_Exercise aim:_ Scan the entries for lines with the word "Ctrl", then copy those lines.

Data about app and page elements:
===
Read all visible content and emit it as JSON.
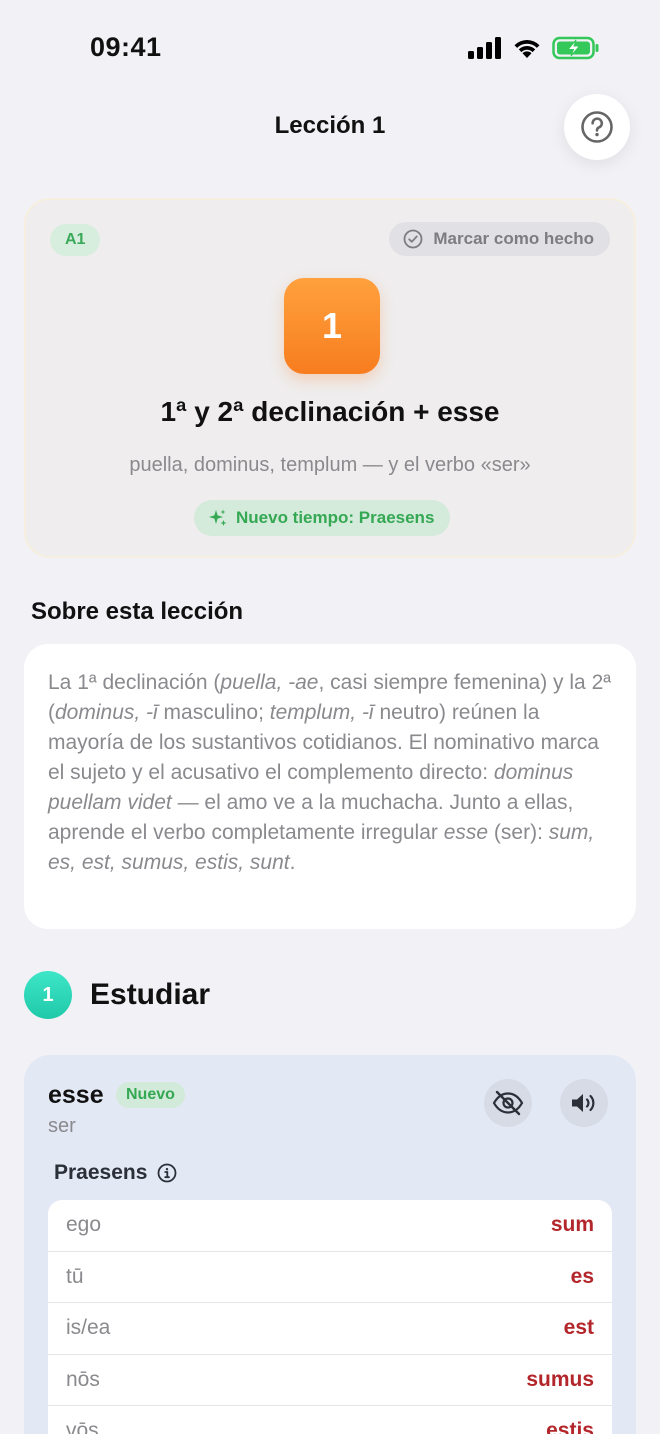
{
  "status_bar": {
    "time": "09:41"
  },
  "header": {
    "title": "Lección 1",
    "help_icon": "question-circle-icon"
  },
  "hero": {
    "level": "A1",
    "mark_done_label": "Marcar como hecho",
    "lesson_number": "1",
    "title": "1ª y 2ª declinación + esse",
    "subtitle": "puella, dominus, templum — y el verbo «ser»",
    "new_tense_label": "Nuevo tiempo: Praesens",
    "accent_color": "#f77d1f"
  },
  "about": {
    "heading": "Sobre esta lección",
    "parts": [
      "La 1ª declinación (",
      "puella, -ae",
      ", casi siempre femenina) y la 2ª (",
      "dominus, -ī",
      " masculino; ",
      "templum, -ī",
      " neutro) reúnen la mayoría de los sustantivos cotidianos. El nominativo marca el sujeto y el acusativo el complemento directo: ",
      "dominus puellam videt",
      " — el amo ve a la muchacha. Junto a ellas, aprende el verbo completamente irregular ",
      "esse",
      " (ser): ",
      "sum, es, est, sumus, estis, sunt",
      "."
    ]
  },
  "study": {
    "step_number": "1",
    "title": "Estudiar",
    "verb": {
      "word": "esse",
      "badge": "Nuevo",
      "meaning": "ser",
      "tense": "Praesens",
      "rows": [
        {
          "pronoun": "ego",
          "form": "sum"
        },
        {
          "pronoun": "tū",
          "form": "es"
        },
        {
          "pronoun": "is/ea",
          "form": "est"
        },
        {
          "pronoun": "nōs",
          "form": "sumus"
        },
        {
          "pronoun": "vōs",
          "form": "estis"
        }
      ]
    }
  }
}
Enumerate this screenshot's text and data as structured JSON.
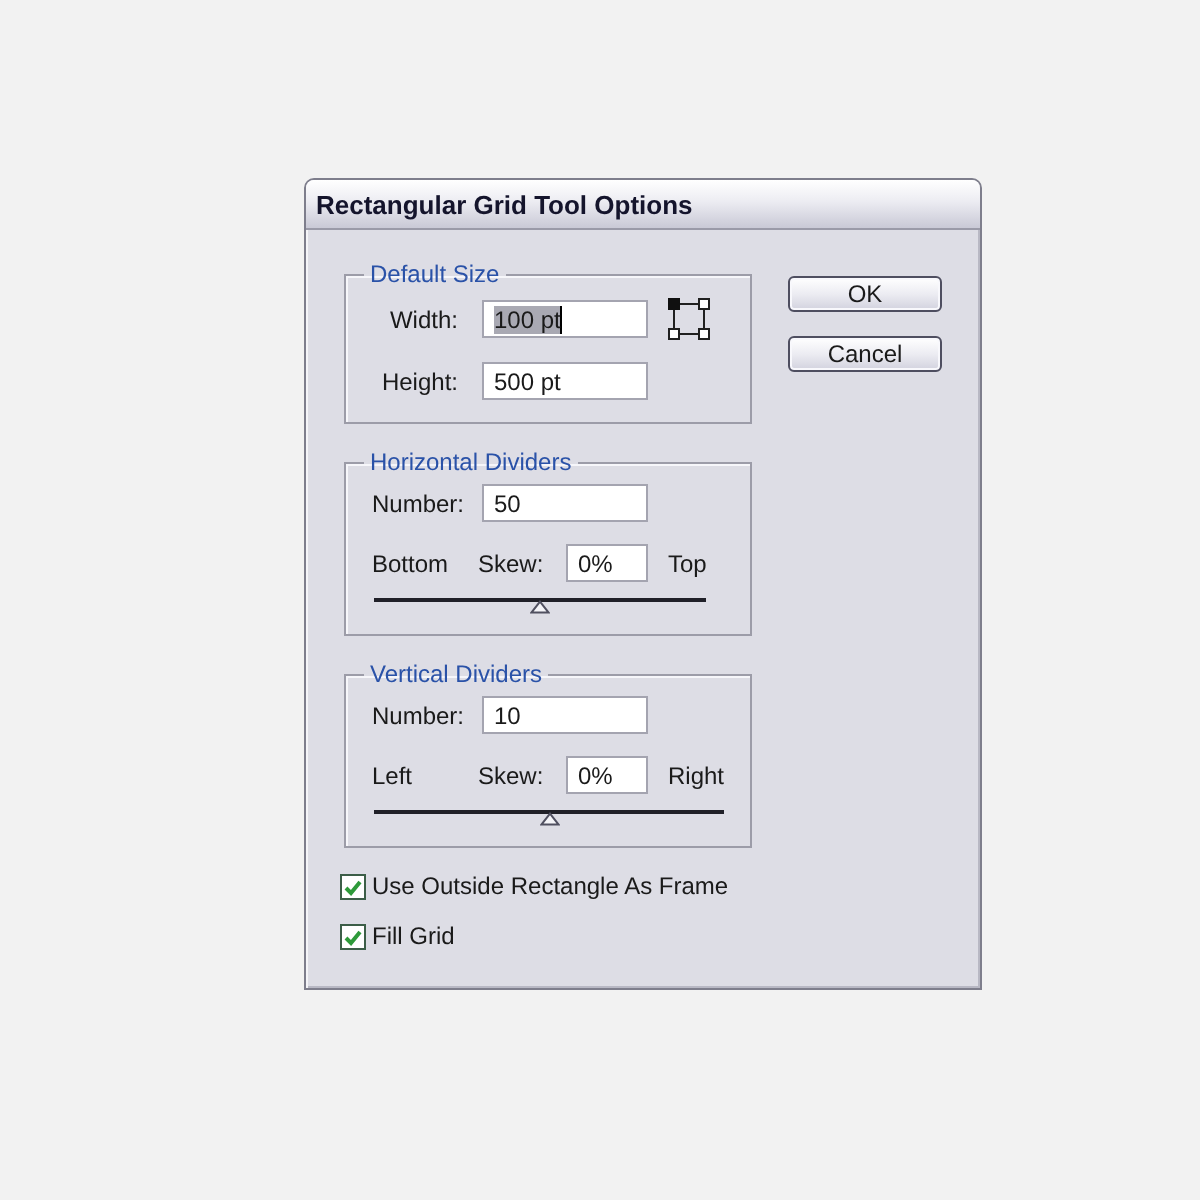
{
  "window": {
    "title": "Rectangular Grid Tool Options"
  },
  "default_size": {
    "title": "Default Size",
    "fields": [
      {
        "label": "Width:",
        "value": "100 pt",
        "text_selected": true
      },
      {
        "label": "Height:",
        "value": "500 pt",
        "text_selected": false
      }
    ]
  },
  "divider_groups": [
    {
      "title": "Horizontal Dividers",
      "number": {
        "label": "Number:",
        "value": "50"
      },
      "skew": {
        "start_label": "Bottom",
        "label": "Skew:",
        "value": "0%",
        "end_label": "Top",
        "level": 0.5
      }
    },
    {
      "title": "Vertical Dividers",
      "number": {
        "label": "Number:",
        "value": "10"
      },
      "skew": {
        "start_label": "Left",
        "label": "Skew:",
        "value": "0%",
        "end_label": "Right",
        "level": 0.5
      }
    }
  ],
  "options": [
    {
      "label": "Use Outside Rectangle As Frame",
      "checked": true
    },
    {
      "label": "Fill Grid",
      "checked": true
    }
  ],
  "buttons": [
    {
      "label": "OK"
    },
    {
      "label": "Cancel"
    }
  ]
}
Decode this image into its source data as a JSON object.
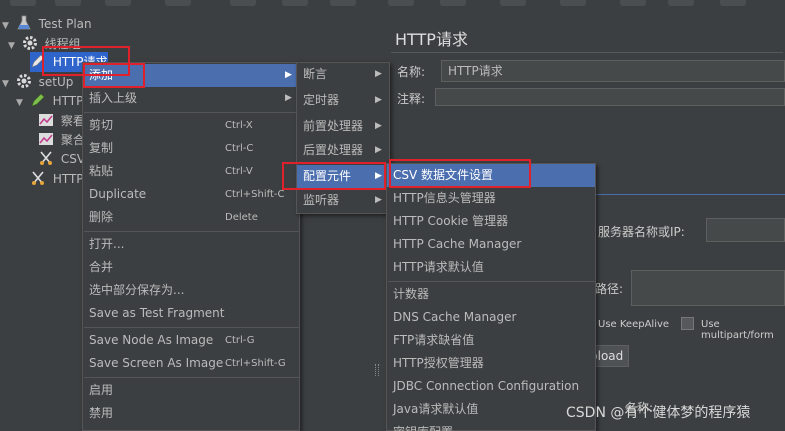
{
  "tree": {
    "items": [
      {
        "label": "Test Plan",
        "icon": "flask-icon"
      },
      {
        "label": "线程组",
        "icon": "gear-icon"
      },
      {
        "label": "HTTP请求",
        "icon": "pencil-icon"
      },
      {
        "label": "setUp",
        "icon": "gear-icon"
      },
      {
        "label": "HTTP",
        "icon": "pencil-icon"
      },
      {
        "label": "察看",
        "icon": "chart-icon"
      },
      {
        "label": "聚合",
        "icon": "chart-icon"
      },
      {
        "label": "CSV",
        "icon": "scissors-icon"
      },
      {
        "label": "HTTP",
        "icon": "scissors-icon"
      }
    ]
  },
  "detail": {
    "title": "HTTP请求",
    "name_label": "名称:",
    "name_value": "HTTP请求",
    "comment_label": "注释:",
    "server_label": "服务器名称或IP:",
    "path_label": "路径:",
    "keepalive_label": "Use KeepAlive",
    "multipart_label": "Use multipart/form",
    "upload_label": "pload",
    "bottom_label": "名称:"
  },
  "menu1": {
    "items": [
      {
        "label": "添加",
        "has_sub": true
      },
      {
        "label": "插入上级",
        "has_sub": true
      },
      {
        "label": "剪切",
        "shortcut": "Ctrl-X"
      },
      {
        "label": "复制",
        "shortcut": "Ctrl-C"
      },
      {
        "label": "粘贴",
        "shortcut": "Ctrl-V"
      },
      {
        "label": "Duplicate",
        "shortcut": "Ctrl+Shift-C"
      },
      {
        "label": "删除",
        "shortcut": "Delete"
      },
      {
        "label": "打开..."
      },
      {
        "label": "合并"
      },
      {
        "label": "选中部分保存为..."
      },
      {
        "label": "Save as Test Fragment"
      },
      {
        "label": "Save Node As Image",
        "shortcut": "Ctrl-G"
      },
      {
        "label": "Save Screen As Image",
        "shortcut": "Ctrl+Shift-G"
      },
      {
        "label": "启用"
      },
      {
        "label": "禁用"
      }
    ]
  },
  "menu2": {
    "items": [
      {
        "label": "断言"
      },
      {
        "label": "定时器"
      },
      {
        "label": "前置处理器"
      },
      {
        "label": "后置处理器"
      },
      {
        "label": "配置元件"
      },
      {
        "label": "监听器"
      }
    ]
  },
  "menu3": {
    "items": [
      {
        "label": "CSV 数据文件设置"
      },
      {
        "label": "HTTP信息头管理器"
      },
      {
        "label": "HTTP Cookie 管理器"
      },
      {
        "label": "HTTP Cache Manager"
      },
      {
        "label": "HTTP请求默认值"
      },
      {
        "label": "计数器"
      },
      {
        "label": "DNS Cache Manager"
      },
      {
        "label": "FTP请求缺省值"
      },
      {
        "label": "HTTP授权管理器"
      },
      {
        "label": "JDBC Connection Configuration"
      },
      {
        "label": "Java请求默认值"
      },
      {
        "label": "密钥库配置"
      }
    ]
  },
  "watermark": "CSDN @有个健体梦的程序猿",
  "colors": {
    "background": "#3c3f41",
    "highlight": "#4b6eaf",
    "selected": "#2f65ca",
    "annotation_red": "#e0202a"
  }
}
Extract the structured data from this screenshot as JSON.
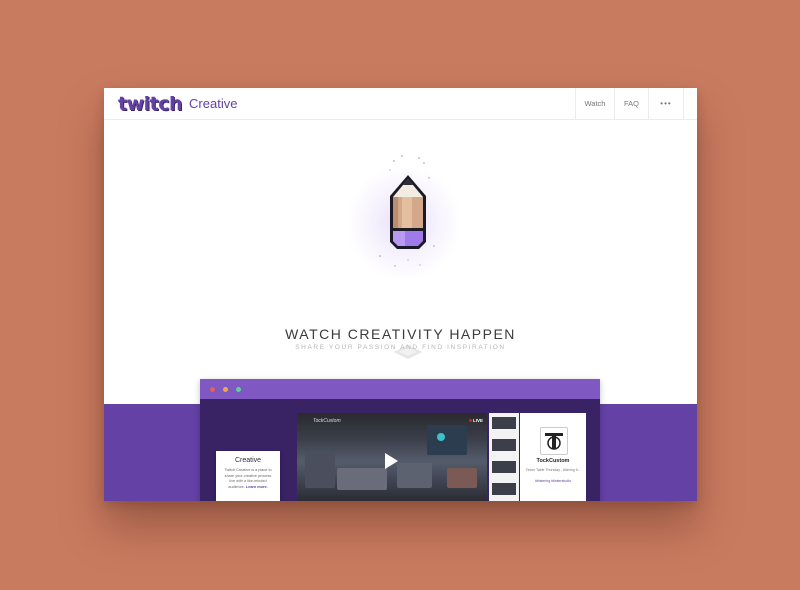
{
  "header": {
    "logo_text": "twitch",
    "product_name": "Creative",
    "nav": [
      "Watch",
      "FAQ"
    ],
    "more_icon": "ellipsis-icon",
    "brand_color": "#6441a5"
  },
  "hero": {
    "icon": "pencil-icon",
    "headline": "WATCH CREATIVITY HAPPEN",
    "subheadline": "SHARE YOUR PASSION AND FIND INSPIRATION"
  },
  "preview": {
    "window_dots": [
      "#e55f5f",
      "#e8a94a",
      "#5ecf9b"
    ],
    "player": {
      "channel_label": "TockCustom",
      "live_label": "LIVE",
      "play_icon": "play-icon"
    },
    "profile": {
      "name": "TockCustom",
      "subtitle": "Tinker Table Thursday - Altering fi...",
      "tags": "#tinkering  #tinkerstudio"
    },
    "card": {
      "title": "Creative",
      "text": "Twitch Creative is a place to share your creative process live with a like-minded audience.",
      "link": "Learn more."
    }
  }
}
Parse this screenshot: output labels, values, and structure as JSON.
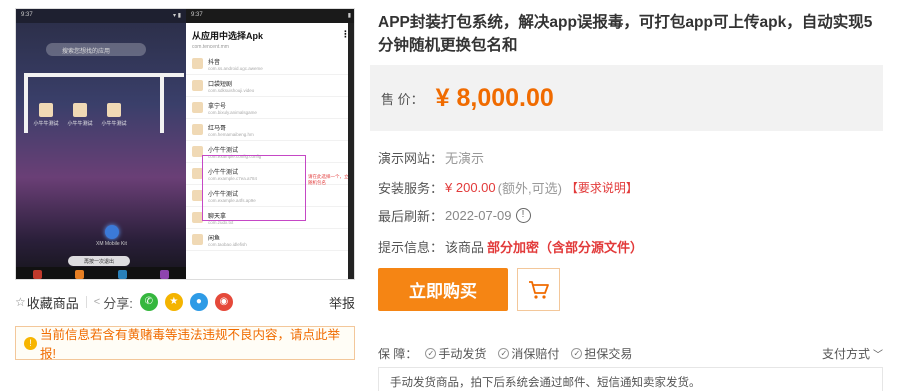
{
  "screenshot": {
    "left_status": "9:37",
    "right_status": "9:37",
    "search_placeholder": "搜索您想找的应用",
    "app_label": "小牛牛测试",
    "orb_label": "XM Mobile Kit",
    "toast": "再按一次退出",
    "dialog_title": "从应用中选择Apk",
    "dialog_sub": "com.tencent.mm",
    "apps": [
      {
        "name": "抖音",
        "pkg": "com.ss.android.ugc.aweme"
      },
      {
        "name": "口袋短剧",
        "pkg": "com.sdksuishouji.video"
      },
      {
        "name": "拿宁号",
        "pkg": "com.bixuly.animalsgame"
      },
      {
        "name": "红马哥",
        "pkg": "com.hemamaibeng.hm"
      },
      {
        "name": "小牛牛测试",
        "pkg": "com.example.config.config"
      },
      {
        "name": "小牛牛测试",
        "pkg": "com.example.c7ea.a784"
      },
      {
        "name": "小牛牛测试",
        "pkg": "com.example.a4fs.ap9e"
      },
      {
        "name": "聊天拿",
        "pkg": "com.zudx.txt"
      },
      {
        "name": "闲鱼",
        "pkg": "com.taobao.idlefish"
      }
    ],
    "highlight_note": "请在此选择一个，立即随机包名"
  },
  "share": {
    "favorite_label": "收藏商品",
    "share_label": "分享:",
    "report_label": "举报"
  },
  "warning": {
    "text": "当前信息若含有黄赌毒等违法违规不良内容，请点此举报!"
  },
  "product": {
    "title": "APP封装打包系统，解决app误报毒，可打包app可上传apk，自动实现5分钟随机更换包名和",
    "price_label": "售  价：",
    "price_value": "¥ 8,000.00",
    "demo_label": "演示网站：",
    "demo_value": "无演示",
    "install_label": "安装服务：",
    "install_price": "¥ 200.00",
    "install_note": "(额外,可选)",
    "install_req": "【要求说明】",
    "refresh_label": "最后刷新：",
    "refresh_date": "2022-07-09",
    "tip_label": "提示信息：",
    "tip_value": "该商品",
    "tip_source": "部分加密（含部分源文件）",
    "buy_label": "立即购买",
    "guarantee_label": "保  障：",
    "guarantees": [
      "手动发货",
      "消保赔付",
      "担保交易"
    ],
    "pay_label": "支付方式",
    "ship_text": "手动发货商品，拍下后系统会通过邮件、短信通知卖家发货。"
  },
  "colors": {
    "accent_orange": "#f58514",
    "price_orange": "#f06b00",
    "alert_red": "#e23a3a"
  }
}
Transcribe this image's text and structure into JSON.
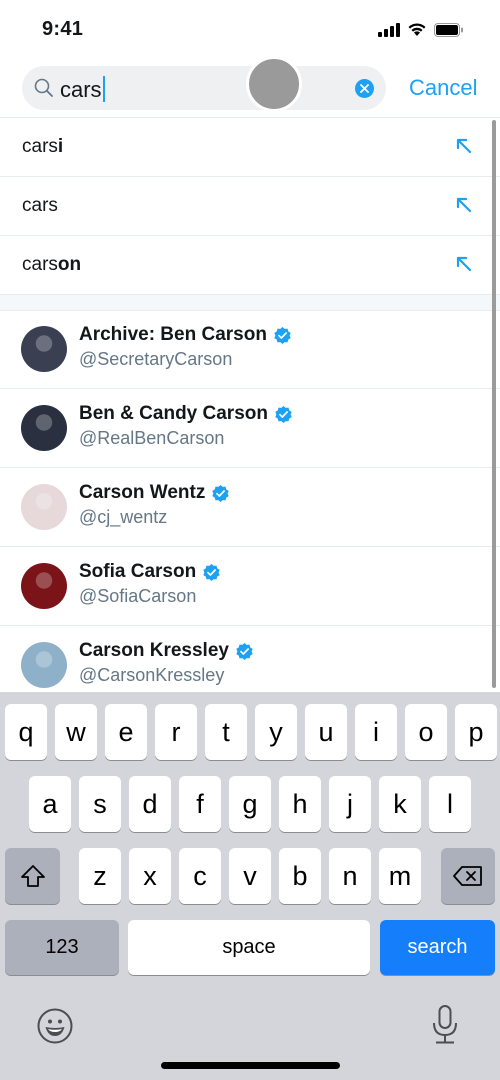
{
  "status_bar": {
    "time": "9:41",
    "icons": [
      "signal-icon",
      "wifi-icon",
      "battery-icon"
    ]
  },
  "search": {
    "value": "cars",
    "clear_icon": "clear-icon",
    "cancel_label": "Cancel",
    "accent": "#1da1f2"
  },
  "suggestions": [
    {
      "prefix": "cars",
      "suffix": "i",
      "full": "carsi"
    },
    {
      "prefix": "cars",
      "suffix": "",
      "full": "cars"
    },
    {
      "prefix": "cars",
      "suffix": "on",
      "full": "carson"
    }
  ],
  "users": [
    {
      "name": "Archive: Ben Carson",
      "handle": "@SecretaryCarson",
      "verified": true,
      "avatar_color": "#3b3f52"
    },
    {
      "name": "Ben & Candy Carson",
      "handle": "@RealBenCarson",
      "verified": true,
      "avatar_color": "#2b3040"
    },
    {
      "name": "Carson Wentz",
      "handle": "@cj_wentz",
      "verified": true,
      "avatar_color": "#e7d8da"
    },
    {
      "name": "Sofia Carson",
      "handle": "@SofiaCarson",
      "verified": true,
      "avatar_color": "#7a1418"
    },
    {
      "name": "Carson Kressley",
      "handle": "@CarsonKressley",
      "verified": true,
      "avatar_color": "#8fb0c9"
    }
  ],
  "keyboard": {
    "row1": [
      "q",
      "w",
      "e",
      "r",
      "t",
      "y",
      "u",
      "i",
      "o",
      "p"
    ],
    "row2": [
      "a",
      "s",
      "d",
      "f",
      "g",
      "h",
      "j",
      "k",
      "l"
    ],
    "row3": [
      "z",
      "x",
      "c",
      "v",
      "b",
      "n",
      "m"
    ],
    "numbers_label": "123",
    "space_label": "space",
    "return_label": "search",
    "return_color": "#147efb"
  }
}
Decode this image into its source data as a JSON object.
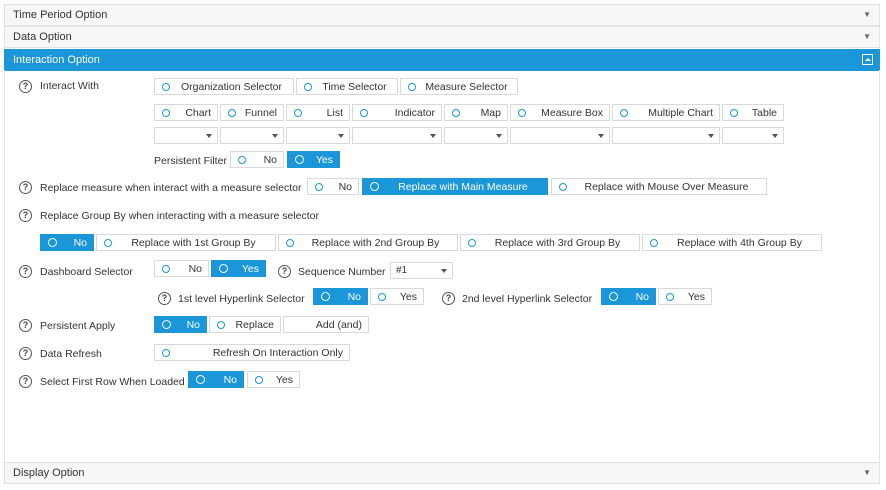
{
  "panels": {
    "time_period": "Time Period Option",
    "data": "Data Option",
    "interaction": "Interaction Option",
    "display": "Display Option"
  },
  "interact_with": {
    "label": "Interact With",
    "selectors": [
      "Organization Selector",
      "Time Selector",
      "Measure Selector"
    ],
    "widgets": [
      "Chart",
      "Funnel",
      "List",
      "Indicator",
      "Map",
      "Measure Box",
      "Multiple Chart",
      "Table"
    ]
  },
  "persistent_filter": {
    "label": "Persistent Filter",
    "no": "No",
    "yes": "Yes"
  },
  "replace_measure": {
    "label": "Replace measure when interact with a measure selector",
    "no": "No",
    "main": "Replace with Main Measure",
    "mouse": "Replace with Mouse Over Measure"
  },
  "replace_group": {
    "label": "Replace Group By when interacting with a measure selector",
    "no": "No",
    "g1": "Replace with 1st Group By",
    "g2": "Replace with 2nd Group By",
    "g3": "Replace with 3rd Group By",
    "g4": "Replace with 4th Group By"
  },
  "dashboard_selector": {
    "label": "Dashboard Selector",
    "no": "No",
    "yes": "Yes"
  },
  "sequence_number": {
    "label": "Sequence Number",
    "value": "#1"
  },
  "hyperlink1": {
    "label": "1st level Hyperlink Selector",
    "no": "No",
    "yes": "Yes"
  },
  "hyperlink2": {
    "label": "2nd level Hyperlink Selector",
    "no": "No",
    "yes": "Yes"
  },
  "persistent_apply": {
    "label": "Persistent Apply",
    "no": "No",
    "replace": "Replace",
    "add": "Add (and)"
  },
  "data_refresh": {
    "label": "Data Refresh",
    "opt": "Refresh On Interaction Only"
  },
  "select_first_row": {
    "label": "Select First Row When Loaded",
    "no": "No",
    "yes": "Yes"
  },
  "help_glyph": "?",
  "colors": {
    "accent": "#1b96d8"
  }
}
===
_Answer box:_
        "shortcut": "Ctrl-X"
        "shortcut": "Ctrl-C"
        "shortcut": "Ctrl-V"
        "shortcut": "Ctrl+Shift-C"
        "shortcut": "Ctrl-G"
        "shortcut": "Ctrl+Shift-G"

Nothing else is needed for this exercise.